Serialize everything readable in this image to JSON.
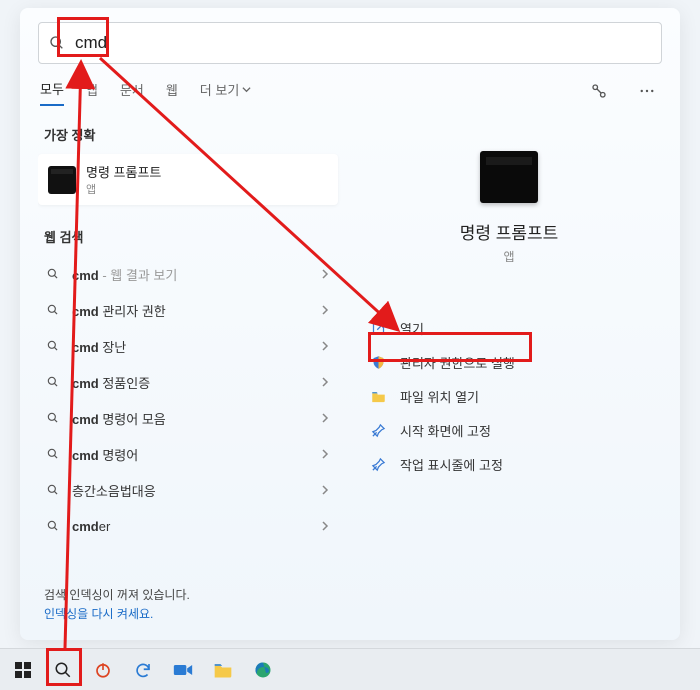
{
  "search": {
    "value": "cmd"
  },
  "tabs": {
    "items": [
      "모두",
      "앱",
      "문서",
      "웹",
      "더 보기"
    ],
    "active": 0
  },
  "left": {
    "bestMatchHeader": "가장 정확",
    "bestMatch": {
      "title": "명령 프롬프트",
      "subtitle": "앱"
    },
    "webHeader": "웹 검색",
    "suggestions": [
      {
        "bold": "cmd",
        "rest": " - 웹 결과 보기",
        "sub": true
      },
      {
        "bold": "cmd",
        "rest": " 관리자 권한"
      },
      {
        "bold": "cmd",
        "rest": " 장난"
      },
      {
        "bold": "cmd",
        "rest": " 정품인증"
      },
      {
        "bold": "cmd",
        "rest": " 명령어 모음"
      },
      {
        "bold": "cmd",
        "rest": " 명령어"
      },
      {
        "bold": "",
        "rest": "층간소음법대응"
      },
      {
        "bold": "cmd",
        "rest": "er"
      }
    ],
    "indexing": {
      "line1": "검색 인덱싱이 꺼져 있습니다.",
      "line2": "인덱싱을 다시 켜세요."
    }
  },
  "right": {
    "title": "명령 프롬프트",
    "subtitle": "앱",
    "actions": [
      {
        "icon": "open",
        "label": "열기"
      },
      {
        "icon": "shield",
        "label": "관리자 권한으로 실행"
      },
      {
        "icon": "folder",
        "label": "파일 위치 열기"
      },
      {
        "icon": "pin",
        "label": "시작 화면에 고정"
      },
      {
        "icon": "pin",
        "label": "작업 표시줄에 고정"
      }
    ]
  },
  "annotations": {
    "color": "#e21b1b"
  }
}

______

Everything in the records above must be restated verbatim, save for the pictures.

Response for this exercise →
Serialize everything readable in this image to JSON.
{
  "search": {
    "value": "cmd"
  },
  "tabs": {
    "items": [
      "모두",
      "앱",
      "문서",
      "웹",
      "더 보기"
    ],
    "active": 0
  },
  "left": {
    "bestMatchHeader": "가장 정확",
    "bestMatch": {
      "title": "명령 프롬프트",
      "subtitle": "앱"
    },
    "webHeader": "웹 검색",
    "suggestions": [
      {
        "bold": "cmd",
        "rest": " - 웹 결과 보기",
        "sub": true
      },
      {
        "bold": "cmd",
        "rest": " 관리자 권한"
      },
      {
        "bold": "cmd",
        "rest": " 장난"
      },
      {
        "bold": "cmd",
        "rest": " 정품인증"
      },
      {
        "bold": "cmd",
        "rest": " 명령어 모음"
      },
      {
        "bold": "cmd",
        "rest": " 명령어"
      },
      {
        "bold": "",
        "rest": "층간소음법대응"
      },
      {
        "bold": "cmd",
        "rest": "er"
      }
    ],
    "indexing": {
      "line1": "검색 인덱싱이 꺼져 있습니다.",
      "line2": "인덱싱을 다시 켜세요."
    }
  },
  "right": {
    "title": "명령 프롬프트",
    "subtitle": "앱",
    "actions": [
      {
        "icon": "open",
        "label": "열기"
      },
      {
        "icon": "shield",
        "label": "관리자 권한으로 실행"
      },
      {
        "icon": "folder",
        "label": "파일 위치 열기"
      },
      {
        "icon": "pin",
        "label": "시작 화면에 고정"
      },
      {
        "icon": "pin",
        "label": "작업 표시줄에 고정"
      }
    ]
  },
  "annotations": {
    "color": "#e21b1b"
  }
}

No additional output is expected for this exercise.